My experience running FE events on both cars and motorcycles over the years suggests that you should use the slowest engine speed possible. A long stroke engine operated at very low speeds is the most efficient FE engine. Look at old Harley-Davidson V-twins and marine diesels as good examples. I never operated the engine in our old Shell Mileage Marathon vehicle over 1,300 RPM. I never idled. And the 376.59 MPG record we set in 1973 has never been broken. I rest my case.

I think a straight through transmission with a low numerical gear ratio is best for FE, due to the lack of friction. You can always downshift if you can’t pull the load.

And what about spiral bevel rear axle gears instead of hypoid? Hypoid gears increase frictional drag considerably over spiral bevel gears. Even the lubrication requirements are more stringent. One of the reasons why front wheel drive passenger cars get better FE than rear-wheel drive cars is that many of them use spiral bevel axle gears. We need to look at this more closely. I know diesel fuel is relatively cheap right now, but you and I both know that this won’t last forever.

You May Also Like

Goodyear, Gatik demonstrate accurate tire-road friction potential estimate

The breakthrough will add more utility to what a tire can deliver by providing critical data that can help enhance vehicle safety.

Goodyear and Gatik have demonstrated, in a proof of concept, that intelligent tires powered by Goodyear SightLine technology can accurately estimate tire-road friction potential and provide real-time information to Gatik's automated driving system.

Goodyear and Gatik deployed road-friction detection capabilities in Canada through continuous measurement of tire sensor-derived information, which is paired with other vehicle data and connected to Goodyear's cloud-based proprietary algorithms to optimize vehicle performance. Friction estimates from Goodyear’s SightLine solution were successfully able to detect low grip conditions, such as snowy or icy conditions, and make this information available to Gatik’s autonomous fleet, enhancing safety and performance for Gatik’s commercial operations in Canada’s challenging winter climate.

So you want to write for Fleet Equipment?

Of course you do. As the premiere online publication for the heavy-duty truck market, charting the latest in trucking equipment, technology, and service trends, Fleet Equipment has a knack for digging up the stories behind the stories (while having a lot of fun along the way). Now you can be a part of it! But

Write for Fleet Equipment
Babcox Media mourns the passing of Tim Fritz, longtime editor and friend

Babcox Media Editor Tim Fritz passed away on Feb. 23 from a heart attack. He was 53 years old. Related Articles – Debating the merits of ethanol – Why isn’t a truck’s appearance part of the PM process? – Change is coming to U.S. energy policies Tim joined Babcox Media in 1990 and spent 31

What’s behind the slow adoption of FA-4 oil?

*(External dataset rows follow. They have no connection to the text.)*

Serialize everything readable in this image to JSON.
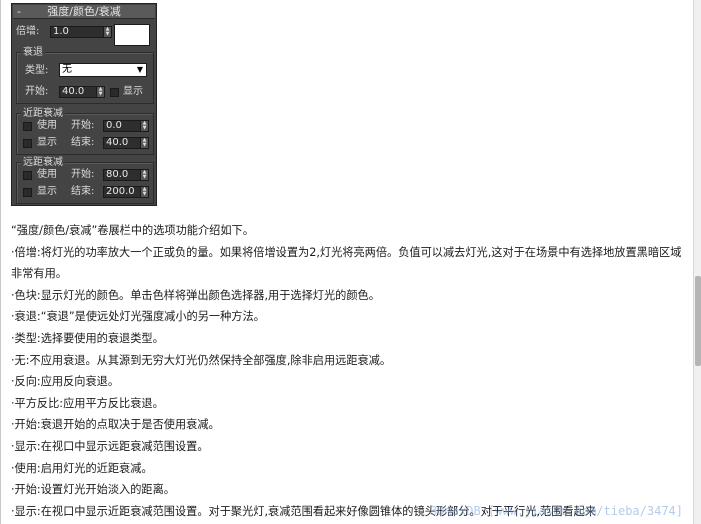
{
  "panel": {
    "title": "强度/颜色/衰减",
    "collapse_symbol": "-",
    "multiplier": {
      "label": "倍增:",
      "value": "1.0"
    },
    "color_swatch": "#ffffff",
    "decay": {
      "group_title": "衰退",
      "type_label": "类型:",
      "type_value": "无",
      "start_label": "开始:",
      "start_value": "40.0",
      "show_label": "显示"
    },
    "near": {
      "group_title": "近距衰减",
      "use_label": "使用",
      "show_label": "显示",
      "start_label": "开始:",
      "start_value": "0.0",
      "end_label": "结束:",
      "end_value": "40.0"
    },
    "far": {
      "group_title": "远距衰减",
      "use_label": "使用",
      "show_label": "显示",
      "start_label": "开始:",
      "start_value": "80.0",
      "end_label": "结束:",
      "end_value": "200.0"
    }
  },
  "body": {
    "lines": [
      "“强度/颜色/衰减”卷展栏中的选项功能介绍如下。",
      "·倍增:将灯光的功率放大一个正或负的量。如果将倍增设置为2,灯光将亮两倍。负值可以减去灯光,这对于在场景中有选择地放置黑暗区域非常有用。",
      "·色块:显示灯光的颜色。单击色样将弹出颜色选择器,用于选择灯光的颜色。",
      "·衰退:“衰退”是使远处灯光强度减小的另一种方法。",
      "·类型:选择要使用的衰退类型。",
      "·无:不应用衰退。从其源到无穷大灯光仍然保持全部强度,除非启用远距衰减。",
      "·反向:应用反向衰退。",
      "·平方反比:应用平方反比衰退。",
      "·开始:衰退开始的点取决于是否使用衰减。",
      "·显示:在视口中显示远距衰减范围设置。",
      "·使用:启用灯光的近距衰减。",
      "·开始:设置灯光开始淡入的距离。",
      "·显示:在视口中显示近距衰减范围设置。对于聚光灯,衰减范围看起来好像圆锥体的镜头形部分。对于平行光,范围看起来"
    ]
  },
  "watermark": "3DmaxDB [www.jiasee.com/tieba/3474]"
}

Introduced three years ago, the American Petroleum Institute (API)’s CK-4 and FA-4 oil categories were billed as the next generation of oil, improving on the engine protection and fuel economy benefits offered by previous engine oil categories.

How will today’s ‘customer focus’ translate to tomorrow’s electric trucks?

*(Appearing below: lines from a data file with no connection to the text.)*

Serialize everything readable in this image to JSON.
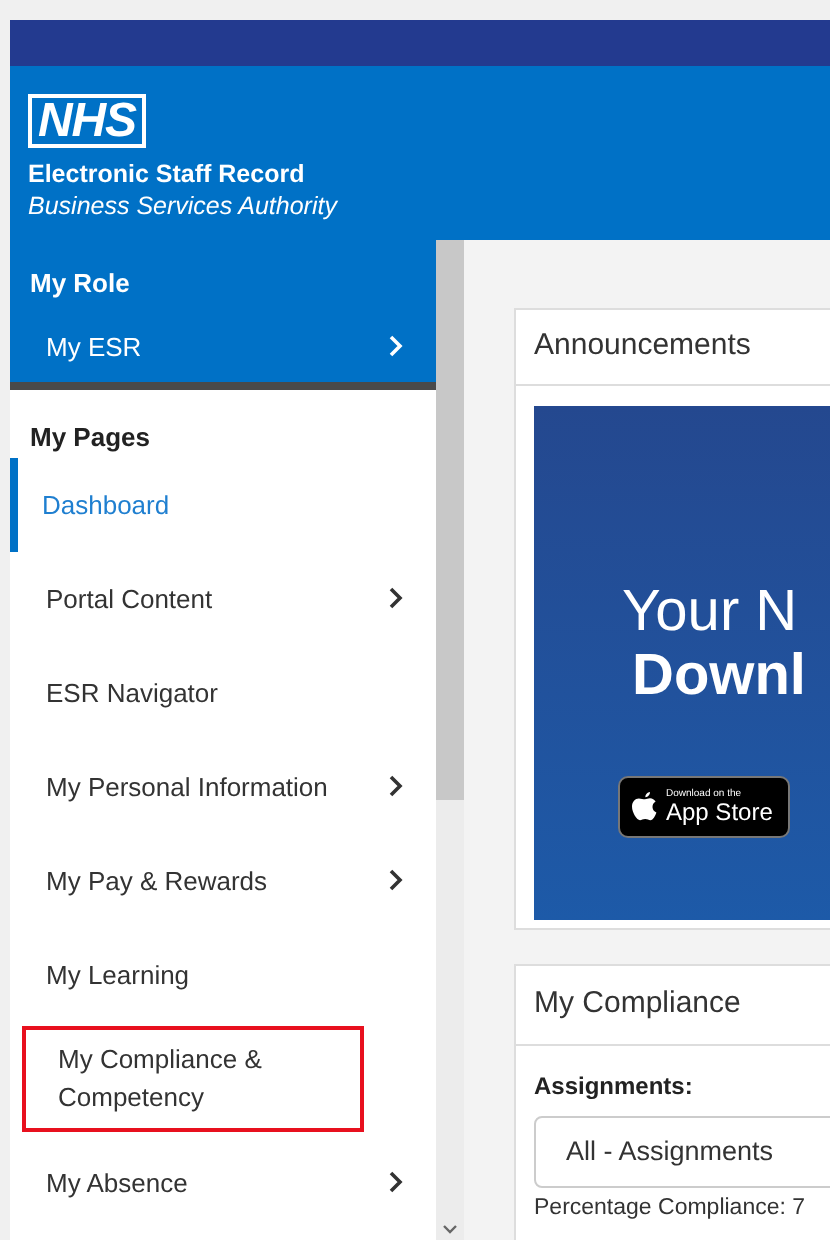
{
  "header": {
    "logo": "NHS",
    "title": "Electronic Staff Record",
    "subtitle": "Business Services Authority"
  },
  "sidebar": {
    "role_heading": "My Role",
    "role_item": {
      "label": "My ESR",
      "has_submenu": true
    },
    "pages_heading": "My Pages",
    "items": [
      {
        "label": "Dashboard",
        "selected": true,
        "has_submenu": false,
        "highlighted": false
      },
      {
        "label": "Portal Content",
        "selected": false,
        "has_submenu": true,
        "highlighted": false
      },
      {
        "label": "ESR Navigator",
        "selected": false,
        "has_submenu": false,
        "highlighted": false
      },
      {
        "label": "My Personal Information",
        "selected": false,
        "has_submenu": true,
        "highlighted": false
      },
      {
        "label": "My Pay & Rewards",
        "selected": false,
        "has_submenu": true,
        "highlighted": false
      },
      {
        "label": "My Learning",
        "selected": false,
        "has_submenu": false,
        "highlighted": false
      },
      {
        "label": "My Compliance & Competency",
        "selected": false,
        "has_submenu": false,
        "highlighted": true
      },
      {
        "label": "My Absence",
        "selected": false,
        "has_submenu": true,
        "highlighted": false
      }
    ]
  },
  "announcements": {
    "title": "Announcements",
    "banner": {
      "line_1": "Your N",
      "line_2": "Downl",
      "badge_small": "Download on the",
      "badge_large": "App Store"
    }
  },
  "compliance": {
    "title": "My Compliance",
    "assignments_label": "Assignments:",
    "assignments_value": "All - Assignments",
    "percentage": "Percentage Compliance: 7"
  }
}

Over the past three years, OEMs have invested heavily in driver-focused equipment benefits—from cozy creature comforts to uptime- and productivity-boosting technology. Today, significant R&D investment is going into the development of electric trucks—probing the possibilities of untested powertrains in hopes of producing a product that meets application needs.


Other Posts

Auto Value, Bumper to Bumper and All-Pro Truck Parts highlight Alliance Commercial Vehicle and Heavy-duty Program at HDAW

The Alliance looks toward continued growth in the medium- and heavy-duty aftermarket.

Photo Gallery: Heavy Duty Aftermarket Week 2023

A pictorial walk-around of the show floor.

Dayco expands heavy-duty diesel engine belt kit line

Six new SKUs join the 40-plus that Dayco has recently added.

Cummins-Meritor talks acquisition impact, aftermarket support

Here’s how the brands come together and do business in the market.